The people of Nimmarna, the country's Arangothian name, may generally be divided into three parts: the Wild Elves of the woods, the Common Elves of the city and surrounding central areas, and the ruling High Elves. Because Elvendeep is a confederacy of many different elven peoples, founded millenia ago, there are many different ethnic elves and these three groups are more markers of class or geography than anything. Indeed, the Deepish believe that the Soranion is where elfkind originated and all the various other elves of the world, their fierce cousins in Mazewood near Elgar, those of the Red Forest in Myst, even those of far-off lands are colonies of ancient Deepish migrants.
The dark-haired and ruddy complexioned Wild Elves, or 'Sorani' are made up of nomadic, tribal societies who inhabit the majority of Elvendeep's territory. They are bound, however, to follow the central government just like the variously featured urban 'Spiri,' a term referring to both Common and High Elves. The Elfspire-centred government consists of a Low Council, High Council and Governor chosen by the wealthy and powerful High Elves for limited terms of office. No elf but these Lords and Ladies, and none that do not reside in Elfspire may hold office or cast their vote. Common Elves devote themselves to occupations other than government, and work chiefly in textiles and orchardry.

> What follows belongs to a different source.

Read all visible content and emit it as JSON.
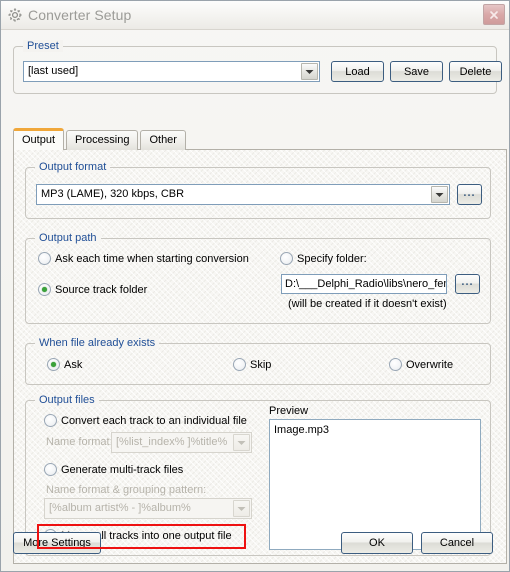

The elven economy relies chiefly on textiles, and from the deep woods flow felts, leathers, and even silks of the highest quality both by road and by the River Malchur to the sea and thence beyond. Spices are also highly profitable, as the elvish gardeners are capable of making any manner of plant grow. For most nations, importing herbs and spice from Elvendeep is much more cost effective than from Bahija or the East. Elfspire is a producer of metal goods as well, and the delicate work of the elves in weapons, armor, jewelry, fine household goods and other luxuries in iron, steel, brass, silver, gold, and mithril make them a rival to the Ruthmarnian Dwarves. Dyes, pottery, fruits, and riverfish (the latter two being the chief sustenance of the elves) are also exported.
Main Article: Knightly Orders of Elvendeep
It is often said that the Deepish collect titles as others do old coins. Through various origins, a great number of Knightly Orders have risen up among these fair folk, each promising a Knighthood, a pension, great honor, and occasionally a utilitarian function in protecting the nation. Though both Elflords and Commoners will hold a Knighthood or two, a growing middle class has begun to use the prestige gained by multiple decorations to climb the social ladder.
It should be here noted that unless an elf has completed his tour of duty in an Order (usually twenty years), he is technically a ‘Bachelor’ of that Order and not a Knight, but that distinction is not often attended to and bachelors are known as Knights regardless.
Main Article: Elvish
Noted Deepish author Antequeroth Elmstepper describes the language of Elvendeep thusly: “Unlike for instance, Arangothek, which originates from a mixture of Goxal and Igmerind and the modern form of which is only a few centuries old, the Elvendeepish dialect alone has been perfected and elaborated over millennia. Our alphabet has over six hundred characters, with four score modifiers, each applicable to nearly every character." It is not surprising then, that many elf-children take a human lifetime to learn the script properly.
Though skilled linguists, the Deepish often find other languages tight and constricting, as well as rather simple. In Elvish, it is considered much easier to convey a thought by writing (including emphasis, pacing, tone, etc), as the language is so incredibly intricate and detailed that a hue or emotion may be described in one Elvish character – though the translation would be forced to put it into a paragraph, or even a page in a human language. A thick Elven tome, then, is often a translator’s nightmare of fourteen volumes.
On the other hand, some writers prefer to write in a "stripped down" style, bare and simple, and providing for more ambiguous meanings – the idea being to let the reader puzzle out his or her own interpretation.